One thing that has stayed the same is the ability of Italians (and most Europeans) to get something done quickly, once the decision is made. Italy switched from analog television to digital terrestrial television (called “HDTV” in the USA) in just 18 months – the whole country. They banned smoking on the trains with near perfect compliance overnight. And they are still the most accepting, hospitable and friendly people in the European Union, both to foreigners and to each other. The level of ethnic resentment I observed among Italians would not register in France or England. This is a generalization to be accepted as such: I am talking about an atmosphere and the tone of the public discourse I observed, not individuals or groups.
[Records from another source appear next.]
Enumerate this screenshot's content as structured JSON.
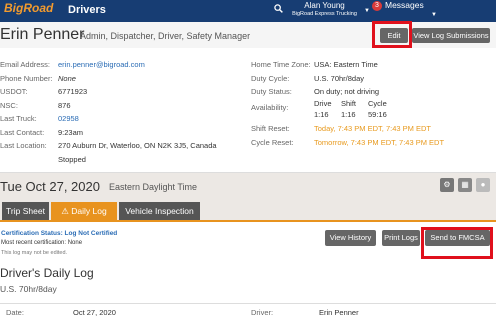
{
  "topbar": {
    "logo": "BigRoad",
    "app_title": "Drivers",
    "user_name": "Alan Young",
    "user_company": "BigRoad Express Trucking",
    "message_count": "3",
    "messages_label": "Messages"
  },
  "profile": {
    "name": "Erin Penner",
    "roles": "Admin, Dispatcher, Driver, Safety Manager",
    "edit_label": "Edit",
    "log_submissions_label": "View Log Submissions"
  },
  "details_left": [
    {
      "label": "Email Address:",
      "value": "erin.penner@bigroad.com"
    },
    {
      "label": "Phone Number:",
      "value": "None"
    },
    {
      "label": "USDOT:",
      "value": "6771923"
    },
    {
      "label": "NSC:",
      "value": "876"
    },
    {
      "label": "Last Truck:",
      "value": "02958"
    },
    {
      "label": "Last Contact:",
      "value": "9:23am"
    },
    {
      "label": "Last Location:",
      "value": "270 Auburn Dr, Waterloo, ON N2K 3J5, Canada",
      "value2": "Stopped"
    }
  ],
  "details_right": {
    "home_tz_label": "Home Time Zone:",
    "home_tz": "USA: Eastern Time",
    "cycle_label": "Duty Cycle:",
    "cycle": "U.S. 70hr/8day",
    "status_label": "Duty Status:",
    "status": "On duty; not driving",
    "availability_label": "Availability:",
    "avail_headers": [
      "Drive",
      "Shift",
      "Cycle"
    ],
    "avail_values": [
      "1:16",
      "1:16",
      "59:16"
    ],
    "shift_reset_label": "Shift Reset:",
    "shift_reset": "Today, 7:43 PM EDT, 7:43 PM EDT",
    "cycle_reset_label": "Cycle Reset:",
    "cycle_reset": "Tomorrow, 7:43 PM EDT, 7:43 PM EDT"
  },
  "log_header": {
    "date": "Tue Oct 27, 2020",
    "timezone": "Eastern Daylight Time"
  },
  "tabs": [
    {
      "label": "Trip Sheet"
    },
    {
      "label": "⚠ Daily Log"
    },
    {
      "label": "Vehicle Inspection"
    }
  ],
  "certification": {
    "status": "Certification Status: Log Not Certified",
    "recent": "Most recent certification: None",
    "note": "This log may not be edited."
  },
  "actions": {
    "view_history": "View History",
    "print_logs": "Print Logs",
    "send_fmcsa": "Send to FMCSA"
  },
  "daily_log": {
    "title": "Driver's Daily Log",
    "cycle": "U.S. 70hr/8day",
    "date_label": "Date:",
    "date": "Oct 27, 2020",
    "driver_label": "Driver:",
    "driver": "Erin Penner"
  }
}
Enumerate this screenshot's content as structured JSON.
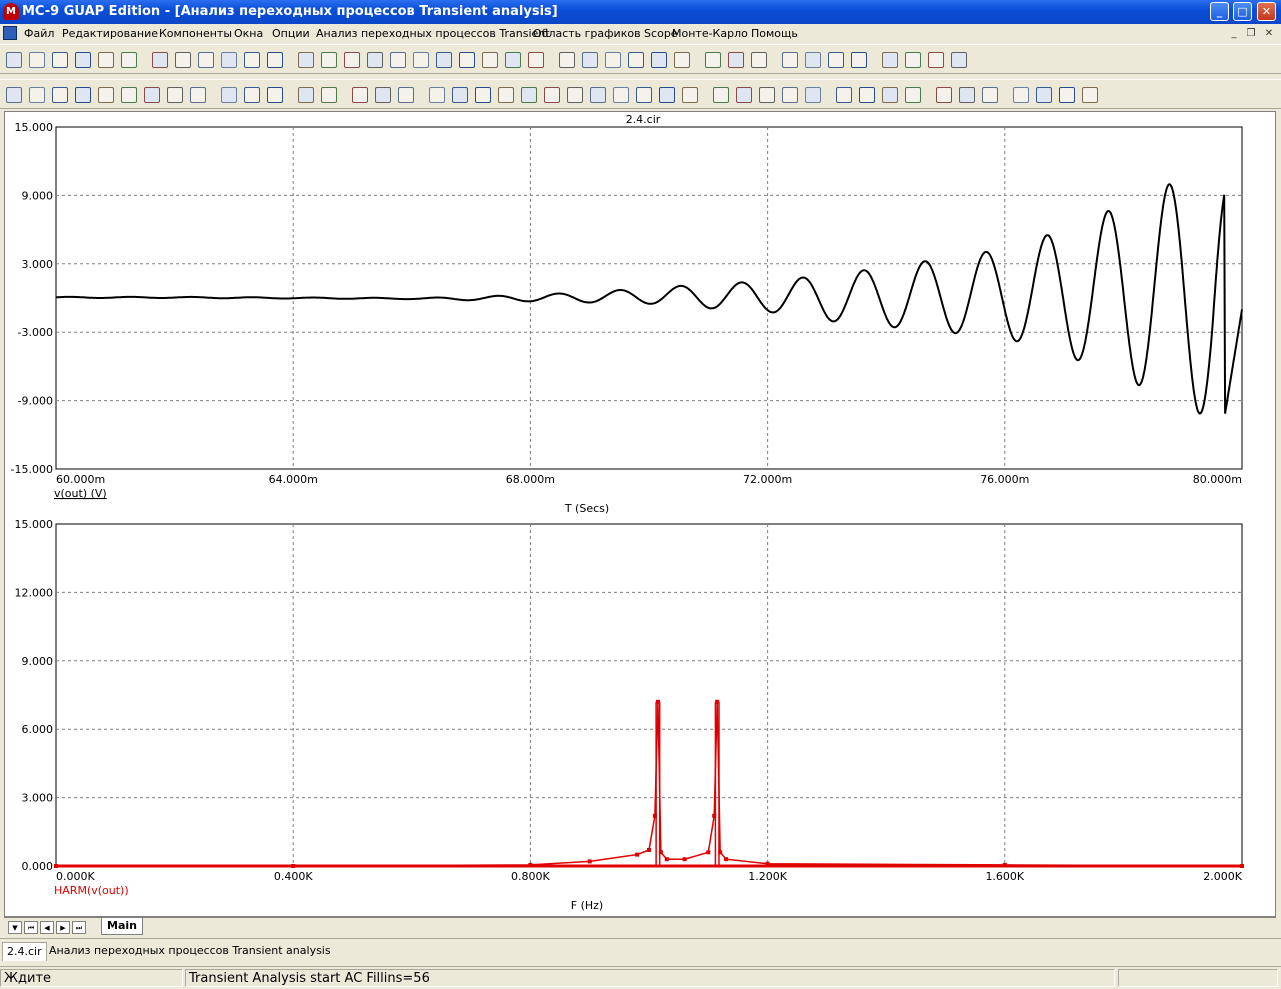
{
  "window": {
    "app_icon_letter": "M",
    "title": "MC-9 GUAP Edition - [Анализ переходных процессов Transient analysis]",
    "min_label": "_",
    "max_label": "□",
    "close_label": "✕"
  },
  "menu": {
    "items": [
      "Файл",
      "Редактирование",
      "Компоненты",
      "Окна",
      "Опции",
      "Анализ переходных процессов Transient",
      "Область графиков Scope",
      "Монте-Карло",
      "Помощь"
    ],
    "mdi_minimize": "_",
    "mdi_restore": "❐",
    "mdi_close": "✕"
  },
  "toolbar_icons": {
    "row1": [
      "new-file-icon",
      "open-folder-icon",
      "save-icon",
      "save-all-icon",
      "print-icon",
      "print-preview-icon",
      "undo-icon",
      "redo-icon",
      "cut-icon",
      "copy-icon",
      "paste-icon",
      "delete-icon",
      "ground-icon",
      "resistor-icon",
      "capacitor-icon",
      "inductor-icon",
      "diode-icon",
      "transistor-icon",
      "npn-icon",
      "opamp-icon",
      "battery-icon",
      "source-icon",
      "ac-source-icon",
      "text-all-icon",
      "tile-horizontal-icon",
      "tile-vertical-icon",
      "cascade-icon",
      "window-icon",
      "window-split-icon",
      "calculator-icon",
      "p-letter-icon",
      "g-letter-icon",
      "component-editor-icon",
      "grid-icon",
      "waveform-icon",
      "probe-icon",
      "pen-icon",
      "scope-icon",
      "vd-icon",
      "zoom-window-icon"
    ],
    "row2": [
      "select-arrow-icon",
      "select-tool-icon",
      "wire-icon",
      "component-tool-icon",
      "bus-icon",
      "label-icon",
      "graphics-icon",
      "t-text-icon",
      "info-icon",
      "run-icon",
      "stop-icon",
      "pause-icon",
      "add-curve-icon",
      "delete-curve-icon",
      "grid-toggle-icon",
      "minor-grid-icon",
      "axis-icon",
      "plot-x-icon",
      "plot-y-icon",
      "plot-xy-icon",
      "tracker-icon",
      "slope-icon",
      "peak-icon",
      "valley-icon",
      "high-icon",
      "low-icon",
      "inflection-icon",
      "global-high-icon",
      "global-low-icon",
      "cursor-left-icon",
      "cursor-right-icon",
      "rise-icon",
      "fall-icon",
      "data-points-icon",
      "tokens-icon",
      "text-mode-icon",
      "palette-icon",
      "properties-icon",
      "p-icon",
      "scale-icon",
      "auto-scale-icon",
      "zoom-in-icon",
      "zoom-out-icon",
      "globe-icon",
      "f-icon"
    ]
  },
  "plot1": {
    "title": "2.4.cir",
    "waveform_label": "v(out) (V)",
    "x_title": "T (Secs)",
    "y_ticks": [
      "15.000",
      "9.000",
      "3.000",
      "-3.000",
      "-9.000",
      "-15.000"
    ],
    "x_ticks": [
      "60.000m",
      "64.000m",
      "68.000m",
      "72.000m",
      "76.000m",
      "80.000m"
    ],
    "color": "#000000"
  },
  "plot2": {
    "waveform_label": "HARM(v(out))",
    "x_title": "F (Hz)",
    "y_ticks": [
      "15.000",
      "12.000",
      "9.000",
      "6.000",
      "3.000",
      "0.000"
    ],
    "x_ticks": [
      "0.000K",
      "0.400K",
      "0.800K",
      "1.200K",
      "1.600K",
      "2.000K"
    ],
    "color": "#e00000"
  },
  "chart_data": [
    {
      "type": "line",
      "title": "2.4.cir",
      "xlabel": "T (Secs)",
      "ylabel": "v(out) (V)",
      "xlim": [
        0.06,
        0.08
      ],
      "ylim": [
        -15,
        15
      ],
      "grid": true,
      "series": [
        {
          "name": "v(out) (V)",
          "x": [
            0.06,
            0.062,
            0.064,
            0.066,
            0.067,
            0.068,
            0.069,
            0.07,
            0.071,
            0.072,
            0.073,
            0.074,
            0.075,
            0.076,
            0.077,
            0.078,
            0.079,
            0.0795,
            0.08
          ],
          "y_envelope_upper": [
            0.1,
            0.1,
            0.05,
            0.0,
            0.1,
            0.3,
            0.5,
            0.9,
            1.2,
            1.5,
            2.0,
            2.7,
            3.5,
            4.3,
            6.0,
            8.2,
            10.5,
            10.7,
            10.5
          ],
          "y_envelope_lower": [
            0.0,
            0.0,
            -0.05,
            -0.1,
            -0.2,
            -0.3,
            -0.4,
            -0.5,
            -0.9,
            -1.2,
            -2.0,
            -2.5,
            -3.0,
            -3.5,
            -5.0,
            -7.0,
            -9.5,
            -10.6,
            -1.0
          ],
          "cycle_peaks_x": [
            0.0698,
            0.072,
            0.073,
            0.074,
            0.0751,
            0.0761,
            0.0772,
            0.0782,
            0.0792
          ],
          "cycle_peaks_y": [
            0.9,
            1.3,
            1.8,
            2.6,
            3.5,
            4.3,
            5.8,
            8.2,
            10.6
          ],
          "cycle_troughs_x": [
            0.0709,
            0.0725,
            0.0735,
            0.0746,
            0.0756,
            0.0766,
            0.0777,
            0.0787,
            0.0797
          ],
          "cycle_troughs_y": [
            -0.3,
            -1.0,
            -1.6,
            -2.5,
            -3.1,
            -4.6,
            -7.0,
            -9.4,
            -10.6
          ]
        }
      ]
    },
    {
      "type": "line",
      "xlabel": "F (Hz)",
      "ylabel": "HARM(v(out))",
      "xlim": [
        0,
        2000
      ],
      "ylim": [
        0,
        15
      ],
      "grid": true,
      "series": [
        {
          "name": "HARM(v(out))",
          "x": [
            0,
            400,
            800,
            900,
            980,
            1000,
            1010,
            1015,
            1020,
            1030,
            1060,
            1100,
            1110,
            1115,
            1120,
            1130,
            1200,
            1600,
            2000
          ],
          "y": [
            0.0,
            0.0,
            0.05,
            0.2,
            0.5,
            0.7,
            2.2,
            7.2,
            0.6,
            0.3,
            0.3,
            0.6,
            2.2,
            7.2,
            0.6,
            0.3,
            0.1,
            0.05,
            0.0
          ]
        }
      ]
    }
  ],
  "sheet": {
    "nav_first": "⏮",
    "nav_prev": "◀",
    "nav_next": "▶",
    "nav_last": "⏭",
    "menu_arrow": "▼",
    "tab_label": "Main"
  },
  "doc_tabs": [
    "2.4.cir",
    "Анализ переходных процессов Transient analysis"
  ],
  "status": {
    "left": "Ждите",
    "main": "Transient Analysis start AC Fillins=56"
  }
}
There you have it: a taste of my sense of what I am finding as I ride through the land of my youth all these years later. My apologies to any readers that I may have offended, but if this blog elicits some commentary, that is for the good. Thoughts, anyone?
Trip update: Last Saturday, we rode our bikes to Vanier Park to watch the first night of the Honda Celebration of Light, an international fireworks competition. The Netherlands put on the most amazing fireworks show that I have ever seen – until Australia put on its show Wednesday night. With colours and artistic forms that I have never seen, the Aussies kept me mesmerized.
It was a special treat to ride away from the departing crowd (still walking to their cars) and join the parade of thousands of cyclists speeding in an orderly file along the bikeways of Vancouver, with their blinking red and white lights. Those who biked to the events were home long before the motorists got to the first or second intersection.
Tonight we will miss the final competitor: the United States, represented by a fireworks show from the Disney people. We are on Vancouver Island at Tofino for the long weekend (Monday, 1 August is British Columbia Day). On the way here, we stopped at Cathedral Grove in the MacMillan Provincial Park. Here stood some of the tallest fir and cedar trees in the world until a violent windstorm on 1 January 1997 ripped through the waterlogged forest, ripping ancient trees from the earth and creating several swathes of “windthrown” devastation. The trees are decomposing very slowly as the forest grows around them. Some of the survivors are more than 800 years old.
Until next week,
Smooth roads and tailwinds,